*DATA SECTION*:
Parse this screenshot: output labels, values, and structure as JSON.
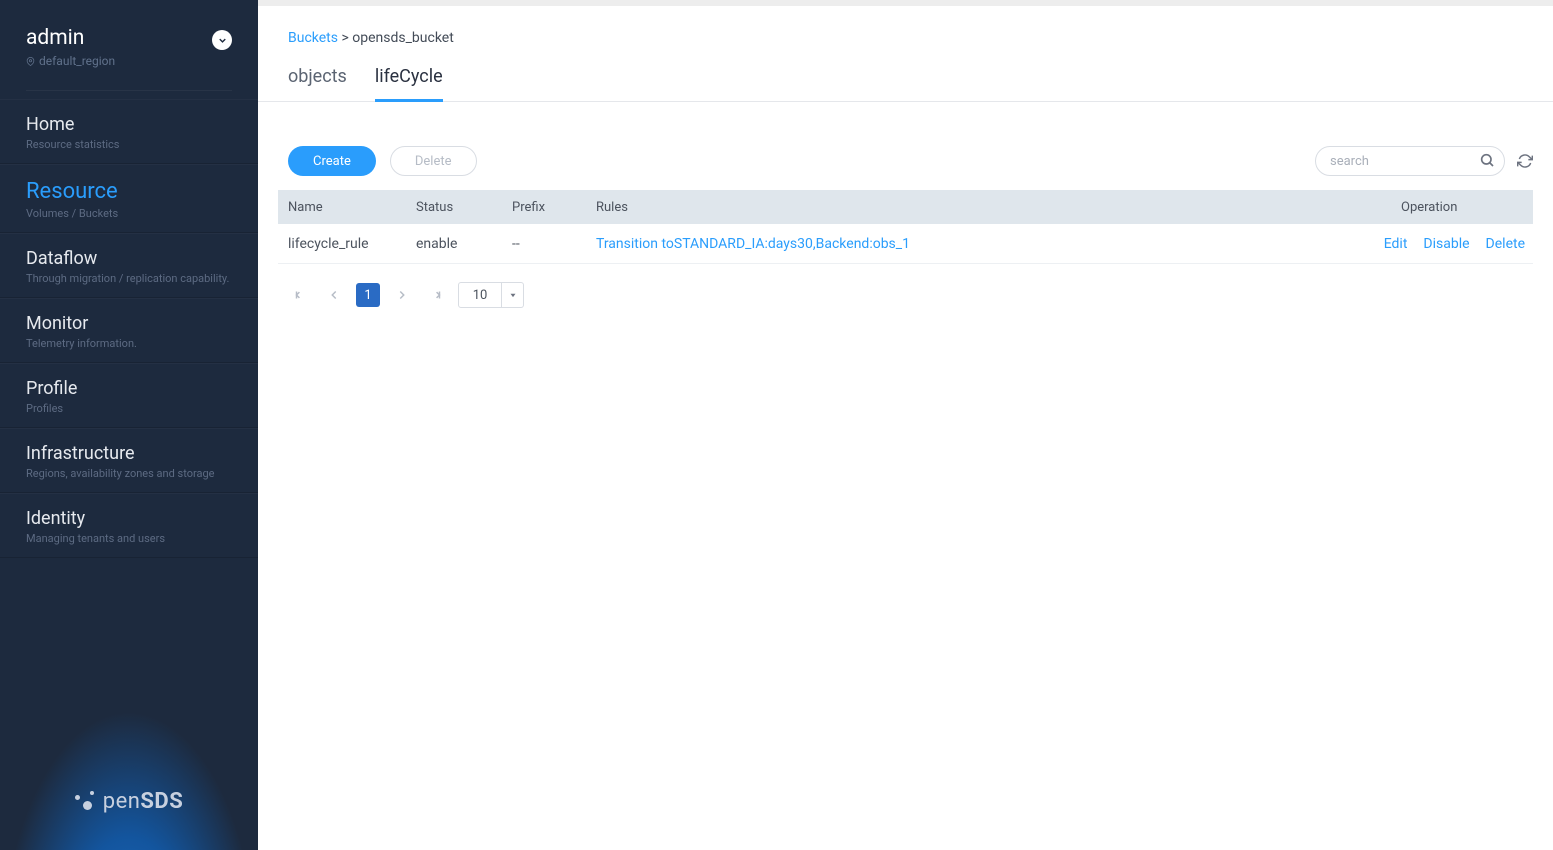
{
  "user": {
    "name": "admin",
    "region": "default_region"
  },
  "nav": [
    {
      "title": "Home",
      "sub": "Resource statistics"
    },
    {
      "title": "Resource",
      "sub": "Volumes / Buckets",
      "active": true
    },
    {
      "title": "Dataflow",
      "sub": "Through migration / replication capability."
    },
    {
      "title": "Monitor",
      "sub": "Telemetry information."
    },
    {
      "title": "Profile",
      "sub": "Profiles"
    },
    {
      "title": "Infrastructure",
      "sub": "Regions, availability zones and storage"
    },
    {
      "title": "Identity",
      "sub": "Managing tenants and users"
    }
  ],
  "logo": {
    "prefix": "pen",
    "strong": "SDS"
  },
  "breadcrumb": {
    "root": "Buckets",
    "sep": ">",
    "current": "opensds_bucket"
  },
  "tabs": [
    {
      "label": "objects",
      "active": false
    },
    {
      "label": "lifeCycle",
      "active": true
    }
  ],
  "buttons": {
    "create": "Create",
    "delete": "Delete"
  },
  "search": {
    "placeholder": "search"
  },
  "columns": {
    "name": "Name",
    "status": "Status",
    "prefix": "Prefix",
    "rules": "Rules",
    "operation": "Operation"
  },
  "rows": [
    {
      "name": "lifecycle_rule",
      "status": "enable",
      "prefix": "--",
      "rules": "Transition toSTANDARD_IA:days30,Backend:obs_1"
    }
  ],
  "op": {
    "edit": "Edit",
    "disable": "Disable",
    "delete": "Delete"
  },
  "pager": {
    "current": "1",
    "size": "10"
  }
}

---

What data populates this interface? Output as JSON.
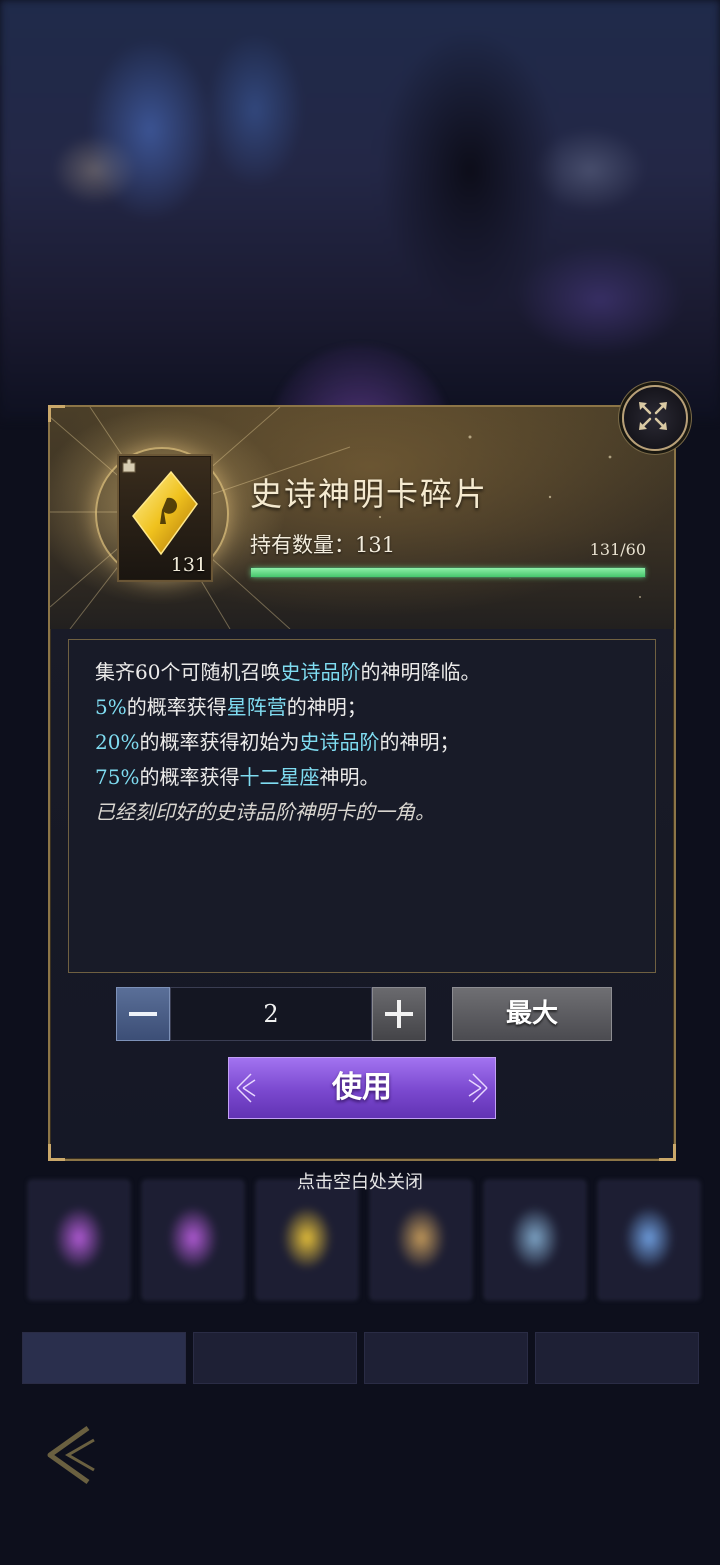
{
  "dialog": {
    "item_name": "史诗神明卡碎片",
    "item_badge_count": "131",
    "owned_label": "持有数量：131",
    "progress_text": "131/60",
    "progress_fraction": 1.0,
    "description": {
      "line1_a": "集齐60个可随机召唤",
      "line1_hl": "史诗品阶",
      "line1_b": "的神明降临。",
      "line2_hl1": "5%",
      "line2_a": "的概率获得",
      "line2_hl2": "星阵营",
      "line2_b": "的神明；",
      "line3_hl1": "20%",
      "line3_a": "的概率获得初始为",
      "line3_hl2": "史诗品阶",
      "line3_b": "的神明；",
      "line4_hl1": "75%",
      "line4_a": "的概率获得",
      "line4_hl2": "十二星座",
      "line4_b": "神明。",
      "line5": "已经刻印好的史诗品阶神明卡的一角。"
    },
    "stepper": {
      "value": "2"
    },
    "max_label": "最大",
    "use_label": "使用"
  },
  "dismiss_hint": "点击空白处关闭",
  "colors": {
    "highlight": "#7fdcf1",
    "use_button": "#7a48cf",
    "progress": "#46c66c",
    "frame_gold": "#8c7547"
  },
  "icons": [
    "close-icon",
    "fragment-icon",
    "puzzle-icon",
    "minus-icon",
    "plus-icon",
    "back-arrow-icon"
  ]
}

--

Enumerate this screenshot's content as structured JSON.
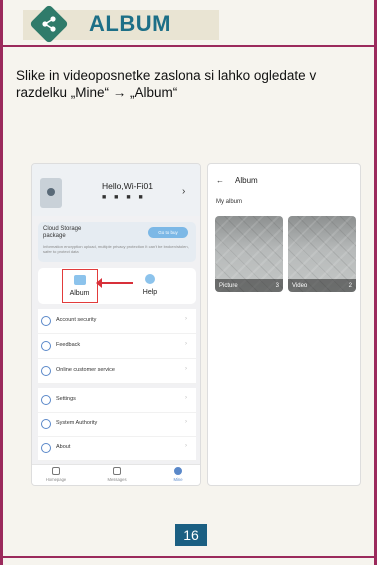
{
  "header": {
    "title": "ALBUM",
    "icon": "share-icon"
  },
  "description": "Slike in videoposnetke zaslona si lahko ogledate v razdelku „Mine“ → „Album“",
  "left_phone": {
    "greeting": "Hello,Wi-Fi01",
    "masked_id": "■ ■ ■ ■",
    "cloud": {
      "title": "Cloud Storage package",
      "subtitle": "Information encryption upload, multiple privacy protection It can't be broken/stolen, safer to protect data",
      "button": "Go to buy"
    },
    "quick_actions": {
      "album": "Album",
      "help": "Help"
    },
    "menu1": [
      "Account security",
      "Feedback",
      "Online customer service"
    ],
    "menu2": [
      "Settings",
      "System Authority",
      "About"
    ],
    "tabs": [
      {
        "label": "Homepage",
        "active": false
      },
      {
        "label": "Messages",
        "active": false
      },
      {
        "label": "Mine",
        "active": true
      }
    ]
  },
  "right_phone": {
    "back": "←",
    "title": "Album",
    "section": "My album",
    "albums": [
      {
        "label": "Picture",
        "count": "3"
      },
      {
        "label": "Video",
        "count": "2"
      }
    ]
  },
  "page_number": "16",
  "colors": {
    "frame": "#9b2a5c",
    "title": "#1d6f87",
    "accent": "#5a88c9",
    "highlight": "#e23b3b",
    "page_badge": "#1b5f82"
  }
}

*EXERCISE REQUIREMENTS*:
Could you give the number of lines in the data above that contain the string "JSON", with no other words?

*ANSWER FOR THIS EXERCISE*:
3